Activity:
Search the entries below for the word "bold", then copy each line in which it is found.

Stored data entries:

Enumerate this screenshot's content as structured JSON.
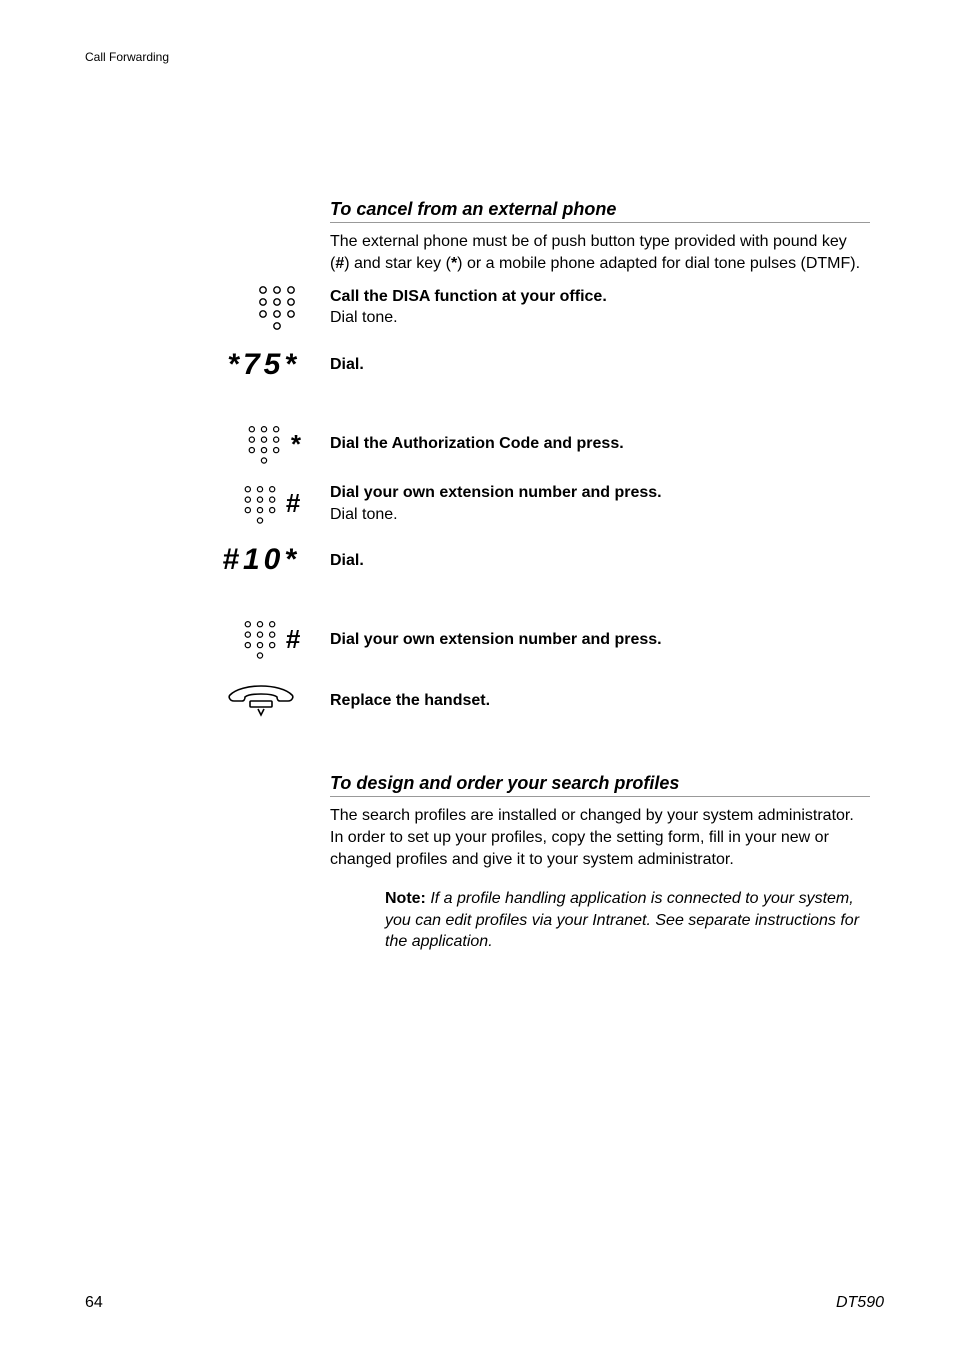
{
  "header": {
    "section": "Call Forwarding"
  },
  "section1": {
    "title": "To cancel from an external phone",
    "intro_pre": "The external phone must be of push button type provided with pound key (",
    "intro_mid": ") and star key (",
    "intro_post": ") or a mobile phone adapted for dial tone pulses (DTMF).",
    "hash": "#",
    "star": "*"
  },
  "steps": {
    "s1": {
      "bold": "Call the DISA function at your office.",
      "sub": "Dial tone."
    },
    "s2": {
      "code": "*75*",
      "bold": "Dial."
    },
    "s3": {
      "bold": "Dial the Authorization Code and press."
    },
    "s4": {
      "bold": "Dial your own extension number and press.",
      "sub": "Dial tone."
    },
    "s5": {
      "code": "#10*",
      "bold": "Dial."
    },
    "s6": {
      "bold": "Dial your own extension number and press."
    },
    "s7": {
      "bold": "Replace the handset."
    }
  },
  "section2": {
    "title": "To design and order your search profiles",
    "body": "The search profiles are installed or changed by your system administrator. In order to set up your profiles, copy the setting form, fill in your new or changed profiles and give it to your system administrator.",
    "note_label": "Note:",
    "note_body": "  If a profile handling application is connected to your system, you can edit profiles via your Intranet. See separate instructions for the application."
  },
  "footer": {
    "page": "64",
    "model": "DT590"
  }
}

Exercise response:
      "bold": "Call the DISA function at your office.",
      "bold": "Dial."
      "bold": "Dial the Authorization Code and press."
      "bold": "Dial your own extension number and press.",
      "bold": "Dial."
      "bold": "Dial your own extension number and press."
      "bold": "Replace the handset."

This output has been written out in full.